Even if you have not been trading for long enough, you are probably already aware of the fact that one of the most important steps to achieving forex success is maximizing profits while minimizing losses as much as possible. Even (or especially) if you are a forex veteran, you have probably experienced your fair share of losses.
However, launching successful forex trades is one thing, but recovering from a nasty streak of losses is an entirely different animal, as the latter requires a different mentality and set of skills. Luckily for everybody involved, we have comprised a list of actionable advice that will help you recover your mojo. Here is how to bounce back from forex losses.
On the Dreaded Day
If you happen to be on the verge of a huge losing trade and you are looking for ways to save the situation, you should get out before things get worse. Even if you do have a slight chance of recovering, it is not worth pursuing if you risk losing your finances.
Every trades has a bad day from time to time – there is no way around it. The general rule of thumb is to not let a bad day dwindle you’re the profits you would make on a normal day. For example, if your average winning day ends with a $700 net profit, do not waste $800 trying to get out of the bad trade – the better approach is to focus solely on damage control.
Admittedly, a big loss can cause a storm of inner emotions, from anger, confusion, frustration, fear and self-hate – this is totally natural and no trader with experience will blame yours for it. But your focus should be getting past these feelings as soon as possible and start the next trade with a clear head, with no leftover negative feelings. In this way, your next trades will surely be more profitable.

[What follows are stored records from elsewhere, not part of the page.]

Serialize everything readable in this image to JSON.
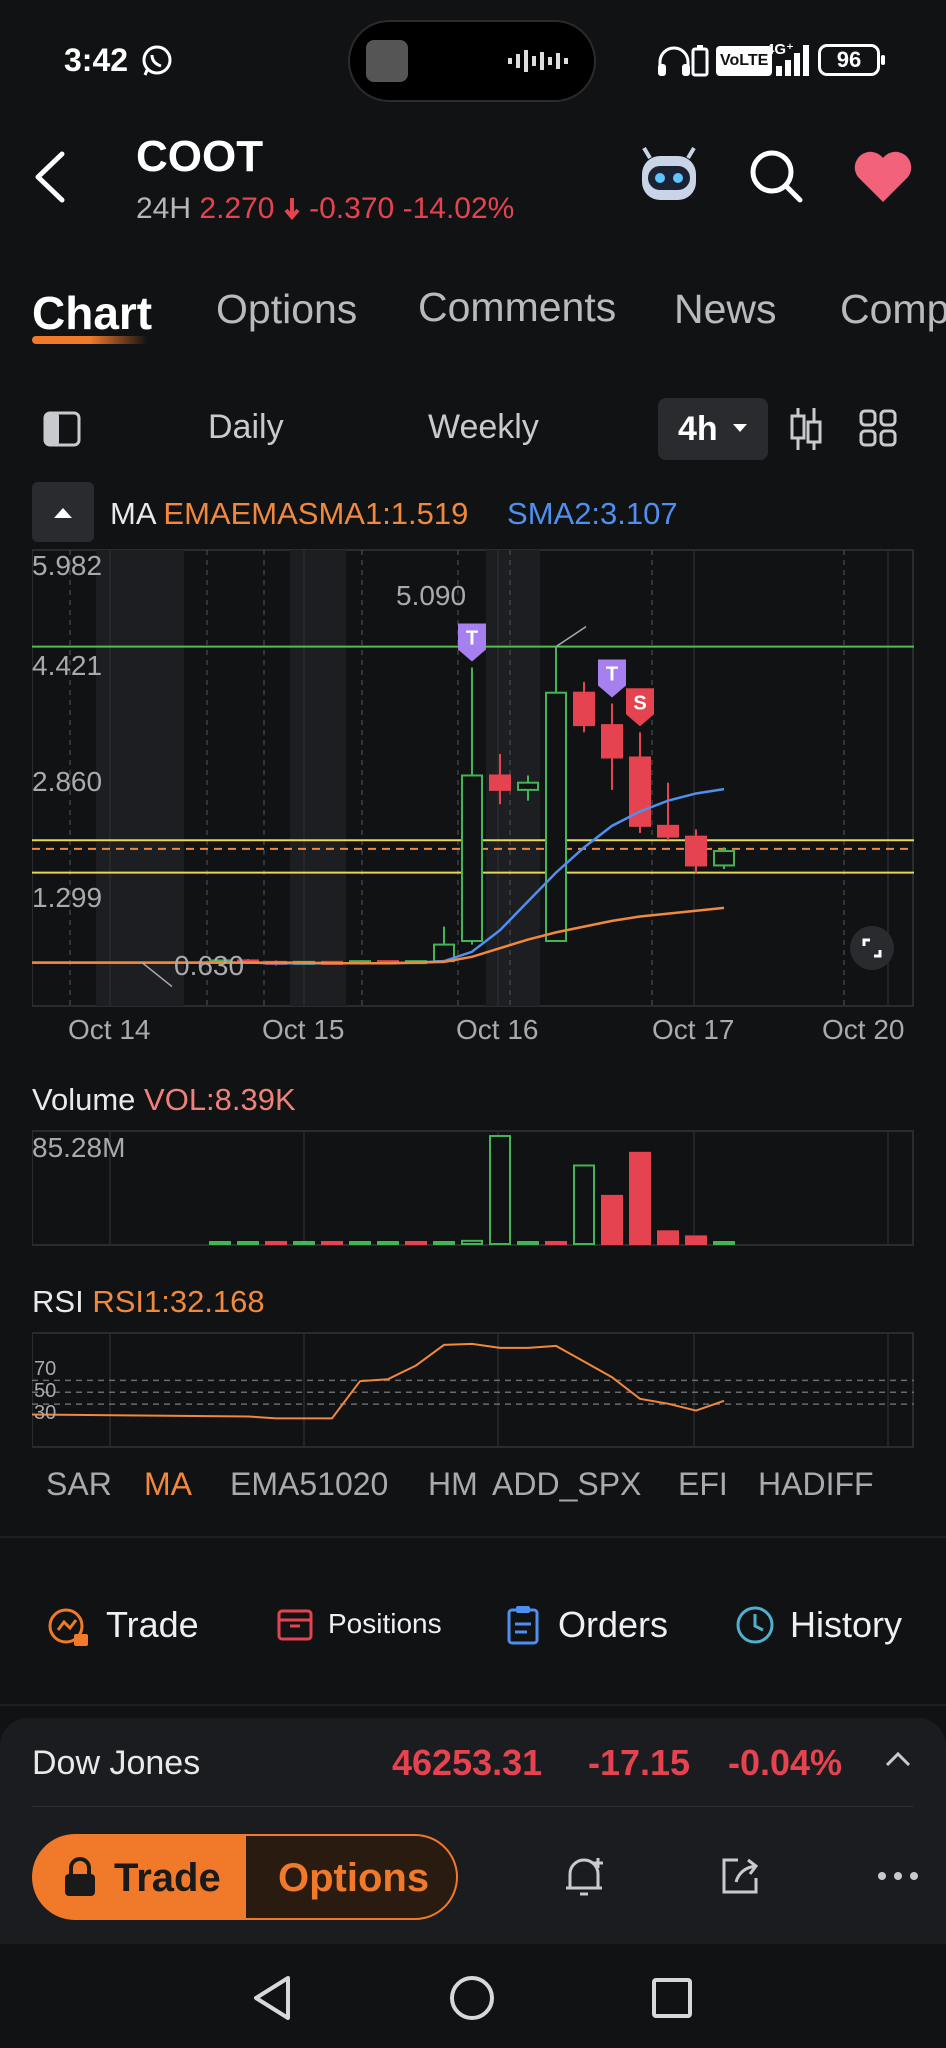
{
  "status_bar": {
    "time": "3:42",
    "network": "4G⁺",
    "volte": "VoLTE",
    "battery": "96"
  },
  "header": {
    "ticker": "COOT",
    "period_label": "24H",
    "price": "2.270",
    "change": "-0.370",
    "change_pct": "-14.02%"
  },
  "tabs": [
    {
      "label": "Chart"
    },
    {
      "label": "Options"
    },
    {
      "label": "Comments"
    },
    {
      "label": "News"
    },
    {
      "label": "Comp"
    }
  ],
  "toolbar": {
    "daily": "Daily",
    "weekly": "Weekly",
    "interval": "4h"
  },
  "ma_legend": {
    "label": "MA",
    "ema": "EMAEMASMA1:1.519",
    "sma2": "SMA2:3.107"
  },
  "chart_data": [
    {
      "type": "candlestick",
      "y_ticks": [
        "5.982",
        "4.421",
        "2.860",
        "1.299"
      ],
      "ylim": [
        0.18,
        6.35
      ],
      "x_ticks": [
        "Oct 14",
        "Oct 15",
        "Oct 16",
        "Oct 17",
        "Oct 20"
      ],
      "annotations": {
        "high": "5.090",
        "low": "0.630"
      },
      "candles": [
        {
          "o": 0.72,
          "h": 0.74,
          "l": 0.7,
          "c": 0.73
        },
        {
          "o": 0.73,
          "h": 0.75,
          "l": 0.7,
          "c": 0.71
        },
        {
          "o": 0.71,
          "h": 0.73,
          "l": 0.66,
          "c": 0.7
        },
        {
          "o": 0.7,
          "h": 0.72,
          "l": 0.67,
          "c": 0.71
        },
        {
          "o": 0.71,
          "h": 0.72,
          "l": 0.68,
          "c": 0.7
        },
        {
          "o": 0.7,
          "h": 0.73,
          "l": 0.69,
          "c": 0.72
        },
        {
          "o": 0.72,
          "h": 0.73,
          "l": 0.7,
          "c": 0.71
        },
        {
          "o": 0.71,
          "h": 0.72,
          "l": 0.69,
          "c": 0.72
        },
        {
          "o": 0.72,
          "h": 1.2,
          "l": 0.7,
          "c": 0.95
        },
        {
          "o": 1.0,
          "h": 4.8,
          "l": 0.95,
          "c": 3.3
        },
        {
          "o": 3.3,
          "h": 3.6,
          "l": 2.9,
          "c": 3.1
        },
        {
          "o": 3.1,
          "h": 3.3,
          "l": 2.95,
          "c": 3.2
        },
        {
          "o": 1.0,
          "h": 5.09,
          "l": 1.0,
          "c": 4.45
        },
        {
          "o": 4.45,
          "h": 4.6,
          "l": 3.9,
          "c": 4.0
        },
        {
          "o": 4.0,
          "h": 4.3,
          "l": 3.1,
          "c": 3.55
        },
        {
          "o": 3.55,
          "h": 3.9,
          "l": 2.5,
          "c": 2.6
        },
        {
          "o": 2.6,
          "h": 3.2,
          "l": 2.4,
          "c": 2.45
        },
        {
          "o": 2.45,
          "h": 2.55,
          "l": 1.95,
          "c": 2.05
        },
        {
          "o": 2.05,
          "h": 2.3,
          "l": 2.0,
          "c": 2.25
        }
      ],
      "sma_line": [
        0.7,
        0.7,
        0.69,
        0.69,
        0.69,
        0.69,
        0.69,
        0.7,
        0.72,
        0.85,
        1.15,
        1.55,
        1.95,
        2.3,
        2.6,
        2.8,
        2.95,
        3.05,
        3.11
      ],
      "ema_line": [
        0.7,
        0.7,
        0.7,
        0.7,
        0.69,
        0.69,
        0.69,
        0.7,
        0.71,
        0.78,
        0.9,
        1.02,
        1.12,
        1.2,
        1.28,
        1.34,
        1.38,
        1.42,
        1.46
      ],
      "h_lines": [
        {
          "value": 5.09,
          "color": "#4fbf4f"
        },
        {
          "value": 2.4,
          "color": "#e6d65a"
        },
        {
          "value": 2.28,
          "color": "#f0883e",
          "dashed": true
        },
        {
          "value": 1.95,
          "color": "#e6d65a"
        }
      ],
      "markers": [
        {
          "candle": 9,
          "label": "T",
          "color": "#a680ee"
        },
        {
          "candle": 14,
          "label": "T",
          "color": "#a680ee"
        },
        {
          "candle": 15,
          "label": "S",
          "color": "#e5434f"
        }
      ]
    },
    {
      "type": "bar",
      "label": "Volume",
      "vol_label": "VOL:8.39K",
      "max_label": "85.28M",
      "ylim": [
        0,
        85.28
      ],
      "values": [
        0.3,
        0.3,
        0.2,
        0.3,
        0.3,
        0.2,
        1.0,
        0.5,
        1.5,
        2.5,
        85.28,
        0.8,
        0.5,
        62.0,
        38.0,
        72.0,
        10.0,
        6.0,
        0.8
      ],
      "up": [
        true,
        true,
        false,
        true,
        false,
        true,
        true,
        false,
        true,
        true,
        true,
        true,
        false,
        true,
        false,
        false,
        false,
        false,
        true
      ]
    },
    {
      "type": "line",
      "label": "RSI",
      "rsi_label": "RSI1:32.168",
      "y_ticks": [
        "70",
        "50",
        "30"
      ],
      "ylim": [
        0,
        100
      ],
      "values": [
        24,
        22,
        20,
        20,
        20,
        58,
        60,
        74,
        95,
        96,
        92,
        92,
        94,
        78,
        62,
        40,
        35,
        28,
        38
      ]
    }
  ],
  "indicators": [
    "SAR",
    "MA",
    "EMA51020",
    "HM",
    "ADD_SPX",
    "EFI",
    "HADIFF"
  ],
  "trade_row": {
    "trade": "Trade",
    "positions": "Positions",
    "orders": "Orders",
    "history": "History"
  },
  "market": {
    "name": "Dow Jones",
    "value": "46253.31",
    "change": "-17.15",
    "change_pct": "-0.04%"
  },
  "action_bar": {
    "trade": "Trade",
    "options": "Options"
  }
}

Understand the Nature of Your Loss
Now that you have (hopefully) prevented any further damages, it is time to figure out the nature of your loss (or losses) in the market. There are two main types of losses:
- Emotional losses. The name is pretty suggestive – these are losses triggered by being overly-emotional, and it includes losses caused by over-trading (spreading your finances too thin in the hopes of hitting too many birds with one stone) or over-confidence in your skills.
- A normal loss. This is caused mainly by statistical issues related to your trading strategy. More specifically, it is caused by a methodological or strategical failure. There is also the fact even if you are trading responsibly and consistently, a certain percentage of your trades will end up in failure. No strategy is 100 % guaranteed to work, so you should not stress on this too much.
Once the dust has settled and you know the damage, it is time to take a step back and asses the situation. Regardless if the loss was small or big, isolated or part of a long stretch of failures, this process is important to go through if you want to learn from your mistakes.
If the situation is the worst possible – outright financial ruin – there is nothing much you can do other than taking a break from trading and returning once your finances are ensured. Do not dip into your savings or take debt to restart your forex career, as this will create enormous pressure that will certainly lead to you making worse and worse decision, creating a vicious circle that is very hard to escape.
Once you have done that, it is time to advance to the next step, more specifically, accepting responsibility. While the temptation to blame the loss on nefarious market schemes and fluctuations may be too hard to resist even for the most seasoned forex veterans, on the long-term, it will cause only bitterness and even lead to overconfidence.
So, accept responsibility and try to figure out what went wrong and what you could have done differently. This will not only reduce the chances of this scenario occurring again, but it is also a healthier process than sucking up the loss and bottling up negative emotions directed at the market and other traders.
Go Back to the Demo
Before cringing at this suggestion, hear us out first – going back to a demo account might not be the biggest of ego boosters, but there is no shame in going back to square one and practicing until you get back into your rhythm. Nobody is saying that you should act like you have no prior experience – because you have tons of it, but it has not worked out for one reason or another. So, the best approach is to go back to a demo account with professional trading terms and good services.
The one thing you have to remember is that the market will always give you the occasional kick in the head, no matter how experienced you are. Even the pros are not protected from this happening. However, the difference between a pro and a rookie that goes through a streak of losses is that the veteran knows that they have to build back their confidence and hone their skills before making a full return to the market.
Focus on What Made you Successful in the First Place
If you have been trading in the forex market for long enough, you have certainly had your fair share of wins. The course of your typical forex trader is almost an archetype – when you started out, you were likely cocky, but as the market realities unraveled themselves, you have learned how to build healthy confidence and honed your strategies accordingly.
This feeling of healthy confidence is obtained by taking on difficult tasks with no absurd expectations, and getting better at doing those tasks, not necessarily accomplishing them. Confidence comes as the positive results of our hard-work start showing.
So, after a big loss, you should take a step back on focus on your trading plan, and figure out what made it successful, and what elements caused it to fail this time around. Plus, try to see the full side of the glass – a string of wins can make us feel lazy. A big loss can be a serious wake-up call, and more often than not the only thing that incentivizes traders to get better.
Experiencing your first big forex loss or a string of failures can be tough, but anybody can bounce back with a little dedication as self-restraint. If you find yourself in this situation, try to focus less on blaming the market or other people and more on retracing your steps, making adjustments to your strategy and keeping your emotions in check. Do this, and you will build back your confidence and finances sooner rather than later.